Which lines below mention "meta"? Pick each one out.

BEGIN

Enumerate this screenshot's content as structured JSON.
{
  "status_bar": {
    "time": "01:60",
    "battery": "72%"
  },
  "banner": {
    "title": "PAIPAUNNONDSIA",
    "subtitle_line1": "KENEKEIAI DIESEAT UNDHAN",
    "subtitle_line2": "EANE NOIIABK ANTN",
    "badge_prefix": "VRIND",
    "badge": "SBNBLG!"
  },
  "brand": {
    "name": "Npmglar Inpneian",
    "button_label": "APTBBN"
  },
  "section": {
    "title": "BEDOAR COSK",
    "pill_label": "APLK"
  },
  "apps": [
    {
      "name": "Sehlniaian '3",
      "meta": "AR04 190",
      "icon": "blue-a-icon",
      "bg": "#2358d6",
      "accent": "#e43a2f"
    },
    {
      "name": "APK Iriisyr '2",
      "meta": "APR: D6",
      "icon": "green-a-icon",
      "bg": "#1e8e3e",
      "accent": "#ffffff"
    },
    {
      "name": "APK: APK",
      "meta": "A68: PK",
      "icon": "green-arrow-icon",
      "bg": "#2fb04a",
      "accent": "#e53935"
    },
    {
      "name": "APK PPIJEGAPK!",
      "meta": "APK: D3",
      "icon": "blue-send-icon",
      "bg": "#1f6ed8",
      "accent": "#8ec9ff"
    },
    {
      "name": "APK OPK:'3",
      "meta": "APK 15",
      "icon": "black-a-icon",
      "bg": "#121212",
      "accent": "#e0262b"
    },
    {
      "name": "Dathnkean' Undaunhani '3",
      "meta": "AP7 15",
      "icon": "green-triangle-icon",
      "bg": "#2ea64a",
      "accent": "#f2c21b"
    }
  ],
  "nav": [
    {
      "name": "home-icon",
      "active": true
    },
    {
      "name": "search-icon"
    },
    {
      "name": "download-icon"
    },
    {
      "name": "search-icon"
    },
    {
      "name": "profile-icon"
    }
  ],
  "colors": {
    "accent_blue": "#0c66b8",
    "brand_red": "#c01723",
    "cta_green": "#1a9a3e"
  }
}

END

Task answer:
      "meta": "AR04 190",
      "meta": "APR: D6",
      "meta": "A68: PK",
      "meta": "APK: D3",
      "meta": "APK 15",
      "meta": "AP7 15",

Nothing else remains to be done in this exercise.